When I started running with my first learn to run program 3 years ago, I was introduced to the walk/run interval method. In running circles, it’s often referred to as the Jeff Galloway method. There are many reasons to use it, including conservation of resources, quicker recovery and improving overall time. For me, it was a great way to start; I couldn’t run more than a minute at a time in the beginning anyway, so it allowed me to build up a base.
I stuck with the walk/run method throughout the next 2 years, never going past 9 minutes of running before taking my one minute walk break. I found an app that I could set and it would beep a horn when it was time to run and a group of people would sigh when it was time to walk (and they even cheered for me at the very end of the run!)
When I started back to running this year, I went back to what I knew, dialing my running time back to 4 minute intervals, knowing that I had lost a lot of my endurance over the months of inactivity. I found that I was a slave to the timer, regardless of what my body was saying. I was hesitant to set the intervals past 4 minutes, because in my head I didn’t think I could do it. 4 minutes seemed hard, so how could I ever do 5 minutes?
This year’s learn to run program took a very different approach. We weren’t doing group runs or using an interval method. Instead we did drills, learned to listen to our body and understand how individual muscles worked and affected our running. Last week our trainer was unable to make the session, so a small group of us did a 5k run around the neighbourhood. There was some discussion of doing a set walk/run method, but ultimately we decided to simply listen to our bodies – run till we needed to walk, walk till we recovered and then run again. What I found was that I was running a lot longer than 4 minutes. At one point I made it well past the 12 minute mark before I needed to walk, and even then, my walking break wasn’t a full minute long.
That was when I realized that I had become too dependent on the timer and that I needed to make a change.
Last night I headed out for an easy 4.5 k run. I set a timer on my watch so that I could see my overall time, but I didn’t turn on the interval timer. I cranked the tunes and headed out, with the plan to run as much as I could. During the 40 minutes that I ran, I only walked twice – 30 seconds at the 15 minute mark and another 30 seconds at the 30 minute mark. In hindsight, I probably could have easily skipped those 2 walking breaks; they both coincided with finishing a full lap around the park where I was running. I let my head take over and talked myself into needing or deserving a break when I passed the starting point. I bet if I had been doing a straight line course that I would not have walked at all.
Surprisingly my overall pace was exactly the same for this route as when I did it last week with 4 and 1 intervals. The big difference was how I felt. I felt great! I wasn’t as tired or out of breath as I had been last week. My legs also felt better after the run. And just knowing that I could do it, really elevated my mood and how I felt about myself overall.

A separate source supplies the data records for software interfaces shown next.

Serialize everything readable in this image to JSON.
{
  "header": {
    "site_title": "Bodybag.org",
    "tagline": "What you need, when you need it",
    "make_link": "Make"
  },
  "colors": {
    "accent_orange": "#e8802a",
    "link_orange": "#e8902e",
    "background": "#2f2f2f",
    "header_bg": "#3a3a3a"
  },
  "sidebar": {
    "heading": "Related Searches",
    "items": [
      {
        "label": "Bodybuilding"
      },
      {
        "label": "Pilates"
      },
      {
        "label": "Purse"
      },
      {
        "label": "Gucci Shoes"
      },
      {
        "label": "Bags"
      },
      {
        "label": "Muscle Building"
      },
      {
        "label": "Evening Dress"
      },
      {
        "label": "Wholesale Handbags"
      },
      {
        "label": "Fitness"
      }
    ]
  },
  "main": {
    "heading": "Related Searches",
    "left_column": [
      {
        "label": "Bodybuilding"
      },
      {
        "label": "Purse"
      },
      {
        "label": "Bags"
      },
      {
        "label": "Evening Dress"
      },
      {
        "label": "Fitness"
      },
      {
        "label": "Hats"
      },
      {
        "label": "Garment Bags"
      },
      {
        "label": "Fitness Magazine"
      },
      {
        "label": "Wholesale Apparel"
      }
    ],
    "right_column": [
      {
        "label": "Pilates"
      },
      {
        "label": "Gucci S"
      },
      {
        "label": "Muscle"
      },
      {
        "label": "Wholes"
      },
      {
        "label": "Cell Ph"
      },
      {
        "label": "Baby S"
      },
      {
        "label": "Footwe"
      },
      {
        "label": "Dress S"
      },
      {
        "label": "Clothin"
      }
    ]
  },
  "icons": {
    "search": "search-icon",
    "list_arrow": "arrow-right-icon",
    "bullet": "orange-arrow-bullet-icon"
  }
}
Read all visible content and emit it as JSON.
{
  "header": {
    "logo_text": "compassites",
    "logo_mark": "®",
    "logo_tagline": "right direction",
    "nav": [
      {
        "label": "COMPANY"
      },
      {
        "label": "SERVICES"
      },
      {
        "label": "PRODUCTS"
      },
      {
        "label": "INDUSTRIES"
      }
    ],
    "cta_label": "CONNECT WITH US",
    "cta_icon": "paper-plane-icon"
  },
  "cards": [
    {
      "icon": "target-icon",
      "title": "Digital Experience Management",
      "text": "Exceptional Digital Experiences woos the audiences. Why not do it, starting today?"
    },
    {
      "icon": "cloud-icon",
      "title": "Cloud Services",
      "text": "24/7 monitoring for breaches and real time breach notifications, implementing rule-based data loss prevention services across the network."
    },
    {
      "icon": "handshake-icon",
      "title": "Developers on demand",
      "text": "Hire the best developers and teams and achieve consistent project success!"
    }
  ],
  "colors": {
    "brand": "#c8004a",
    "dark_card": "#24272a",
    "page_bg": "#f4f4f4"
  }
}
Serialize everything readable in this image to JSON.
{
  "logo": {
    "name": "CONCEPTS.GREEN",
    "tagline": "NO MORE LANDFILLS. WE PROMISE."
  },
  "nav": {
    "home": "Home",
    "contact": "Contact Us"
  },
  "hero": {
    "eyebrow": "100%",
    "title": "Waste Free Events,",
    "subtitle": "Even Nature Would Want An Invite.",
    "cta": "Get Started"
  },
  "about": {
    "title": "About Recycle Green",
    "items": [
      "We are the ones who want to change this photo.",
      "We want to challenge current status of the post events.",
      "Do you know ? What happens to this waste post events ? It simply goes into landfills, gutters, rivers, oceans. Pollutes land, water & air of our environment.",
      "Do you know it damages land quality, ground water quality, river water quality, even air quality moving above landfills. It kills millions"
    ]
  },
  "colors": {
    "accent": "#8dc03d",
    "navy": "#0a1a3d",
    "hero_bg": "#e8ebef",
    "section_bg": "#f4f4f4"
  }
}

Going forward I’m going to run without an interval timer. I will listen to my body, knowing that I can push myself farther and harder than I thought I could. And maybe as my overall fitness level improves, so will my pace. But even if it doesn’t, I’m still happy with my running overall.